# EXERCISE INSTRUCTIONS
Every record that follows must be returned word for word.

# STORED DATA
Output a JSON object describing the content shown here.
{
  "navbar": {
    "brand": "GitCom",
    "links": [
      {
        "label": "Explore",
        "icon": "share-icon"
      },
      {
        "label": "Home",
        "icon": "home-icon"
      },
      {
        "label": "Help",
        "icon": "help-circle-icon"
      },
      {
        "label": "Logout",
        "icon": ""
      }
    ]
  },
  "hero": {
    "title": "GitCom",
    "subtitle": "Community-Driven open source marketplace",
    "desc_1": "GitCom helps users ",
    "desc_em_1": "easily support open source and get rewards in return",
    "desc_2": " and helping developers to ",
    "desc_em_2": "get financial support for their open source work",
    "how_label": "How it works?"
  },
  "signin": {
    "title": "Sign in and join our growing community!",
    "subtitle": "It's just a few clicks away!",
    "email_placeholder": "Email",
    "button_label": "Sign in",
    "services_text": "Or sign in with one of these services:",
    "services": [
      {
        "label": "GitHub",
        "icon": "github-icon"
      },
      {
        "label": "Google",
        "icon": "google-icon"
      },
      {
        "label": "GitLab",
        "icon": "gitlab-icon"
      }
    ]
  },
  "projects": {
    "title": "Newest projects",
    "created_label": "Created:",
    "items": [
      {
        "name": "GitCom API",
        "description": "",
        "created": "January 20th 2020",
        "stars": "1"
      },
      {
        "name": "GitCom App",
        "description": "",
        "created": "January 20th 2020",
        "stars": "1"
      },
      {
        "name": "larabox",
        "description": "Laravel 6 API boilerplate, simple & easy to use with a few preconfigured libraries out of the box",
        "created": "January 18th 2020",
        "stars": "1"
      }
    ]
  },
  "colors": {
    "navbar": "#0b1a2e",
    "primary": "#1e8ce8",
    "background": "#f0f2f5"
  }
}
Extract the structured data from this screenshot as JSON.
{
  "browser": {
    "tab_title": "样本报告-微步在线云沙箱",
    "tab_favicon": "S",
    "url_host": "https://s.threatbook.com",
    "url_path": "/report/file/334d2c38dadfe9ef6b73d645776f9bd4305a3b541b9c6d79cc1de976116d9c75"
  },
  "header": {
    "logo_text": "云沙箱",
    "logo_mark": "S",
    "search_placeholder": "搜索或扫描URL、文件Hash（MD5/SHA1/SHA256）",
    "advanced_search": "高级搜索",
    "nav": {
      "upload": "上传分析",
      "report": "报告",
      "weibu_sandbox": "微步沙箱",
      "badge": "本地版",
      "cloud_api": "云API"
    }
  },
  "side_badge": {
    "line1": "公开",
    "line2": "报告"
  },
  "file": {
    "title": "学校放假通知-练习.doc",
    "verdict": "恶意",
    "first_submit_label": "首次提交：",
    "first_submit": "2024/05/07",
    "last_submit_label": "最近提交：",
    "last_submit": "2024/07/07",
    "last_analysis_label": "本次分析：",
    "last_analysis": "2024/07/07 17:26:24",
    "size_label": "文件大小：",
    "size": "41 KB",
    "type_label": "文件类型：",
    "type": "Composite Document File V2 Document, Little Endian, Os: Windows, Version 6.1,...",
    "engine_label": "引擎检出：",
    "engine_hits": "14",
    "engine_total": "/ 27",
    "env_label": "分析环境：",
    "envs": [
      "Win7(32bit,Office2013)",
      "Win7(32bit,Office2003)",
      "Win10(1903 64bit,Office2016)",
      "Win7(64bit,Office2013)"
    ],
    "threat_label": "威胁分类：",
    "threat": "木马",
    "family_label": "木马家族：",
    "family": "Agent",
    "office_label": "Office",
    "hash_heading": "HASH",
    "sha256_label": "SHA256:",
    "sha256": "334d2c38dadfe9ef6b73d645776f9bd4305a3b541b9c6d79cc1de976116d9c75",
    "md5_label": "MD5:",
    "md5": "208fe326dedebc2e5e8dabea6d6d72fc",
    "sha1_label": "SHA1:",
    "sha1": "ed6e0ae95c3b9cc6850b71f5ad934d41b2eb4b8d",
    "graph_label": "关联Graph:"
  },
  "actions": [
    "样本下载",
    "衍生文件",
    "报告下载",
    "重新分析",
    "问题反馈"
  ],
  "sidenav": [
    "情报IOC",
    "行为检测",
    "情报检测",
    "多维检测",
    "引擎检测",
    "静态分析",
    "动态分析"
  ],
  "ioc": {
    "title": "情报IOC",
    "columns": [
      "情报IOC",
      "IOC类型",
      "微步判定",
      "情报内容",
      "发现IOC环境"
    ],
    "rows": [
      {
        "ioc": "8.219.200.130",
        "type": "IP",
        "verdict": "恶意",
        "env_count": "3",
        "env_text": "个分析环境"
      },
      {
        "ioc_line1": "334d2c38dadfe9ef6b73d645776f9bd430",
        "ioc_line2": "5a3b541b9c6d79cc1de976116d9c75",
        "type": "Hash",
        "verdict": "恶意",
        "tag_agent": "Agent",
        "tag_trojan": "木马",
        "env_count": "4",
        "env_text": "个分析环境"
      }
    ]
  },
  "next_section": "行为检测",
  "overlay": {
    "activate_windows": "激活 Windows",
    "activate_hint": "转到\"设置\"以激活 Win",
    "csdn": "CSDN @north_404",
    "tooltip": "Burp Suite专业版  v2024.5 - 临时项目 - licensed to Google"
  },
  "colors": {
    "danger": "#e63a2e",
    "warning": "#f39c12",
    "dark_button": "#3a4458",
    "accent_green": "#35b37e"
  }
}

# WRITTEN SOLUTION
Output a JSON object describing the content shown here.
{
  "navbar": {
    "brand": "GitCom",
    "links": [
      {
        "label": "Explore",
        "icon": "share-icon"
      },
      {
        "label": "Home",
        "icon": "home-icon"
      },
      {
        "label": "Help",
        "icon": "help-circle-icon"
      },
      {
        "label": "Logout",
        "icon": ""
      }
    ]
  },
  "hero": {
    "title": "GitCom",
    "subtitle": "Community-Driven open source marketplace",
    "desc_1": "GitCom helps users ",
    "desc_em_1": "easily support open source and get rewards in return",
    "desc_2": " and helping developers to ",
    "desc_em_2": "get financial support for their open source work",
    "how_label": "How it works?"
  },
  "signin": {
    "title": "Sign in and join our growing community!",
    "subtitle": "It's just a few clicks away!",
    "email_placeholder": "Email",
    "button_label": "Sign in",
    "services_text": "Or sign in with one of these services:",
    "services": [
      {
        "label": "GitHub",
        "icon": "github-icon"
      },
      {
        "label": "Google",
        "icon": "google-icon"
      },
      {
        "label": "GitLab",
        "icon": "gitlab-icon"
      }
    ]
  },
  "projects": {
    "title": "Newest projects",
    "created_label": "Created:",
    "items": [
      {
        "name": "GitCom API",
        "description": "",
        "created": "January 20th 2020",
        "stars": "1"
      },
      {
        "name": "GitCom App",
        "description": "",
        "created": "January 20th 2020",
        "stars": "1"
      },
      {
        "name": "larabox",
        "description": "Laravel 6 API boilerplate, simple & easy to use with a few preconfigured libraries out of the box",
        "created": "January 18th 2020",
        "stars": "1"
      }
    ]
  },
  "colors": {
    "navbar": "#0b1a2e",
    "primary": "#1e8ce8",
    "background": "#f0f2f5"
  }
}
Extract the structured data from this screenshot as JSON.
{
  "browser": {
    "tab_title": "样本报告-微步在线云沙箱",
    "tab_favicon": "S",
    "url_host": "https://s.threatbook.com",
    "url_path": "/report/file/334d2c38dadfe9ef6b73d645776f9bd4305a3b541b9c6d79cc1de976116d9c75"
  },
  "header": {
    "logo_text": "云沙箱",
    "logo_mark": "S",
    "search_placeholder": "搜索或扫描URL、文件Hash（MD5/SHA1/SHA256）",
    "advanced_search": "高级搜索",
    "nav": {
      "upload": "上传分析",
      "report": "报告",
      "weibu_sandbox": "微步沙箱",
      "badge": "本地版",
      "cloud_api": "云API"
    }
  },
  "side_badge": {
    "line1": "公开",
    "line2": "报告"
  },
  "file": {
    "title": "学校放假通知-练习.doc",
    "verdict": "恶意",
    "first_submit_label": "首次提交：",
    "first_submit": "2024/05/07",
    "last_submit_label": "最近提交：",
    "last_submit": "2024/07/07",
    "last_analysis_label": "本次分析：",
    "last_analysis": "2024/07/07 17:26:24",
    "size_label": "文件大小：",
    "size": "41 KB",
    "type_label": "文件类型：",
    "type": "Composite Document File V2 Document, Little Endian, Os: Windows, Version 6.1,...",
    "engine_label": "引擎检出：",
    "engine_hits": "14",
    "engine_total": "/ 27",
    "env_label": "分析环境：",
    "envs": [
      "Win7(32bit,Office2013)",
      "Win7(32bit,Office2003)",
      "Win10(1903 64bit,Office2016)",
      "Win7(64bit,Office2013)"
    ],
    "threat_label": "威胁分类：",
    "threat": "木马",
    "family_label": "木马家族：",
    "family": "Agent",
    "office_label": "Office",
    "hash_heading": "HASH",
    "sha256_label": "SHA256:",
    "sha256": "334d2c38dadfe9ef6b73d645776f9bd4305a3b541b9c6d79cc1de976116d9c75",
    "md5_label": "MD5:",
    "md5": "208fe326dedebc2e5e8dabea6d6d72fc",
    "sha1_label": "SHA1:",
    "sha1": "ed6e0ae95c3b9cc6850b71f5ad934d41b2eb4b8d",
    "graph_label": "关联Graph:"
  },
  "actions": [
    "样本下载",
    "衍生文件",
    "报告下载",
    "重新分析",
    "问题反馈"
  ],
  "sidenav": [
    "情报IOC",
    "行为检测",
    "情报检测",
    "多维检测",
    "引擎检测",
    "静态分析",
    "动态分析"
  ],
  "ioc": {
    "title": "情报IOC",
    "columns": [
      "情报IOC",
      "IOC类型",
      "微步判定",
      "情报内容",
      "发现IOC环境"
    ],
    "rows": [
      {
        "ioc": "8.219.200.130",
        "type": "IP",
        "verdict": "恶意",
        "env_count": "3",
        "env_text": "个分析环境"
      },
      {
        "ioc_line1": "334d2c38dadfe9ef6b73d645776f9bd430",
        "ioc_line2": "5a3b541b9c6d79cc1de976116d9c75",
        "type": "Hash",
        "verdict": "恶意",
        "tag_agent": "Agent",
        "tag_trojan": "木马",
        "env_count": "4",
        "env_text": "个分析环境"
      }
    ]
  },
  "next_section": "行为检测",
  "overlay": {
    "activate_windows": "激活 Windows",
    "activate_hint": "转到\"设置\"以激活 Win",
    "csdn": "CSDN @north_404",
    "tooltip": "Burp Suite专业版  v2024.5 - 临时项目 - licensed to Google"
  },
  "colors": {
    "danger": "#e63a2e",
    "warning": "#f39c12",
    "dark_button": "#3a4458",
    "accent_green": "#35b37e"
  }
}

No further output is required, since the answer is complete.